Two House Dems have called for the former representative's resignation.

ByABC News
July 28, 2010, 8:32 AM

July 28, 2010 -- Several Democrats facing competitive elections began distancing themselves Tuesday from embattled New York Rep. Charles Rangel as a potentially damaging hearing on whether he violated House ethics rules drew near.

As Rangel's lawyers tried to negotiate a settlement to avoid a public ethics trial — set to begin Thursday — Democrats attempted to shift focus away from vulnerable lawmakers under pressure from GOP challengers over the Rangel controversy.

"I think everyone would like to have it go away in the sense that this is not a pleasant process," said House Majority Leader Steny Hoyer, D-Md. Hoyer was peppered with questions about Rangel at a news conference designed to detail the party's message for the upcoming recess period in August.

An ethics subcommittee charged Rangel, a Democrat, with unspecified violations July 22 after an 18-month investigation into his fundraising, taxes and financial disclosure statements. The charges will be unveiled at the hearing — the first step in a process unfolding before the midterm elections.

Rep. Zoe Lofgren, D-Calif., chairwoman of the House ethics committee, denied that lawmakers were working on a plea deal with Rangel to avoid a trial. She told the Associated Press that Rangel's lawyers are negotiating with the committee's non-partisan staff.

If the negotiations result in an agreement, the committee could vote to accept it at the meeting this week.

Democratic leaders, including Hoyer, said the Rangel investigation demonstrates the ethics review process works, but a growing number of Democratic candidates are nevertheless trying to keep the imbroglio from becoming a factor in their races.

Idaho Rep. Walt Minnick became the second House Democrat to call for Rangel to resign, following Rep. Betty Sutton, D-Ohio, who made that request last week. Both are in competitive races this year, according to the non-partisan Cook Political Report.

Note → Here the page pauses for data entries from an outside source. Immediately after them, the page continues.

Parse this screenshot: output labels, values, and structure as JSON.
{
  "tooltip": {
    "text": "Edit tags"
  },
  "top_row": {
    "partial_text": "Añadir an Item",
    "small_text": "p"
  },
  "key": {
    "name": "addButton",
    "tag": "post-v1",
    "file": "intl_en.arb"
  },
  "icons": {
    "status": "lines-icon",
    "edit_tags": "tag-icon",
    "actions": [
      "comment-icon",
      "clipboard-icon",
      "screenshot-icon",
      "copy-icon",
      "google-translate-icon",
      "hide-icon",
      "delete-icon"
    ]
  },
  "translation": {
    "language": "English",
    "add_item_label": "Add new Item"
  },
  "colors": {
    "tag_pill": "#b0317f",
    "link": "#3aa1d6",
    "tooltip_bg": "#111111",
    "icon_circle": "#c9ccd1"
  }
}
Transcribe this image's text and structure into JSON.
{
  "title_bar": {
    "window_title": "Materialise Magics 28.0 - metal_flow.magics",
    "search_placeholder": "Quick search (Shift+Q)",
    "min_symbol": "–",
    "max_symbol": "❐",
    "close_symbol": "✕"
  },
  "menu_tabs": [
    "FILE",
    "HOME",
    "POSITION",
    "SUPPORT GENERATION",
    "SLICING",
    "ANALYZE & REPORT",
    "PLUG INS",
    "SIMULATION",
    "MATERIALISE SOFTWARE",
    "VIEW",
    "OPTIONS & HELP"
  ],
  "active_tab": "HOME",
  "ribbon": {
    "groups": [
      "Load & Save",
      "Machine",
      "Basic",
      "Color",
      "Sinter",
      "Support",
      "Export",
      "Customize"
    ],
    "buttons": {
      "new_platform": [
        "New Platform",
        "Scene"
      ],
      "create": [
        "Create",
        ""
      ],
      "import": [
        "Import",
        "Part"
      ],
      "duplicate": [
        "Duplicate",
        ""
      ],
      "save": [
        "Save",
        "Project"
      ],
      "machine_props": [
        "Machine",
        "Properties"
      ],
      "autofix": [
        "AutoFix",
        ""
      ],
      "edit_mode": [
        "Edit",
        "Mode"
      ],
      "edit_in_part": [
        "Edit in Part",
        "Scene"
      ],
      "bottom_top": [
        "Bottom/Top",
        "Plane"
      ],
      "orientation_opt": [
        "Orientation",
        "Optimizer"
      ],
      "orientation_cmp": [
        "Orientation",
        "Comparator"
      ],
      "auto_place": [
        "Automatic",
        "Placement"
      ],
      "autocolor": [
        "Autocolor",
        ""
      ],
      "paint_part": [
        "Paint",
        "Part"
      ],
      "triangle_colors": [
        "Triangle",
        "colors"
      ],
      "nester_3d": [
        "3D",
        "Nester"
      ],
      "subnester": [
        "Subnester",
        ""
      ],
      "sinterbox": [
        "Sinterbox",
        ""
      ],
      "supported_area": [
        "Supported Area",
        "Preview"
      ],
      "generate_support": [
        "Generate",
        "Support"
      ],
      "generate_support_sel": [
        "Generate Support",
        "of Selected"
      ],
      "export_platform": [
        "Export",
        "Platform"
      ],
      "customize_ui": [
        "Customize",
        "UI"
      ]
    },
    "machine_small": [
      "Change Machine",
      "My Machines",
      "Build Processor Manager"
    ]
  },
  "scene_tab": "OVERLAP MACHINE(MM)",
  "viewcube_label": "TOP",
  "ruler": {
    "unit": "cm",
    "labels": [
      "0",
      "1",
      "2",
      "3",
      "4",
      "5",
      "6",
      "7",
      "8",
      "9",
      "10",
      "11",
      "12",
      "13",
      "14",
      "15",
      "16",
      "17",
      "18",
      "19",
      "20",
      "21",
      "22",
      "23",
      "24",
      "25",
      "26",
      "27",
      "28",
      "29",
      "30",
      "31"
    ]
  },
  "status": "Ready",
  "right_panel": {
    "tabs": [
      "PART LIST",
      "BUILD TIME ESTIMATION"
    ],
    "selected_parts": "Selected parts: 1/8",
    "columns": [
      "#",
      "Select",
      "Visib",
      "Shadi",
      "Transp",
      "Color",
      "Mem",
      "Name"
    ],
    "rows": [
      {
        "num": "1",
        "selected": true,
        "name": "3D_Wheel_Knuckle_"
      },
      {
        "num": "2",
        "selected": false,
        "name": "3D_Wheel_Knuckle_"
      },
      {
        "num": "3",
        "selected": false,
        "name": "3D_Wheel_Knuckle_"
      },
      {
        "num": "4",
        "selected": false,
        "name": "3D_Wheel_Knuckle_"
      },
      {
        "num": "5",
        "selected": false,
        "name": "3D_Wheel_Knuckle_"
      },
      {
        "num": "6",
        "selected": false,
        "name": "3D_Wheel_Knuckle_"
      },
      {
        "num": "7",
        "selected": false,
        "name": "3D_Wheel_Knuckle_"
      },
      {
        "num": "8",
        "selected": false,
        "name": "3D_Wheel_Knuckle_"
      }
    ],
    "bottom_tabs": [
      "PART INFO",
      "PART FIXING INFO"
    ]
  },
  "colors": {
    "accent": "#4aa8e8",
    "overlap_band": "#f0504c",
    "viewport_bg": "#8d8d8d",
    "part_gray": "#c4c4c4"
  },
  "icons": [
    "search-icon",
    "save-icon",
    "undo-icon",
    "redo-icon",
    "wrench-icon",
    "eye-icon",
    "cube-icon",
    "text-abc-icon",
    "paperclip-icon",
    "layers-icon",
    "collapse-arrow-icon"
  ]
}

"I always prefer to let voters decide whether or not someone should keep his or her seat," Minnick said in a statement. "However ... provided the facts are as alleged, I think it's clear that he should resign."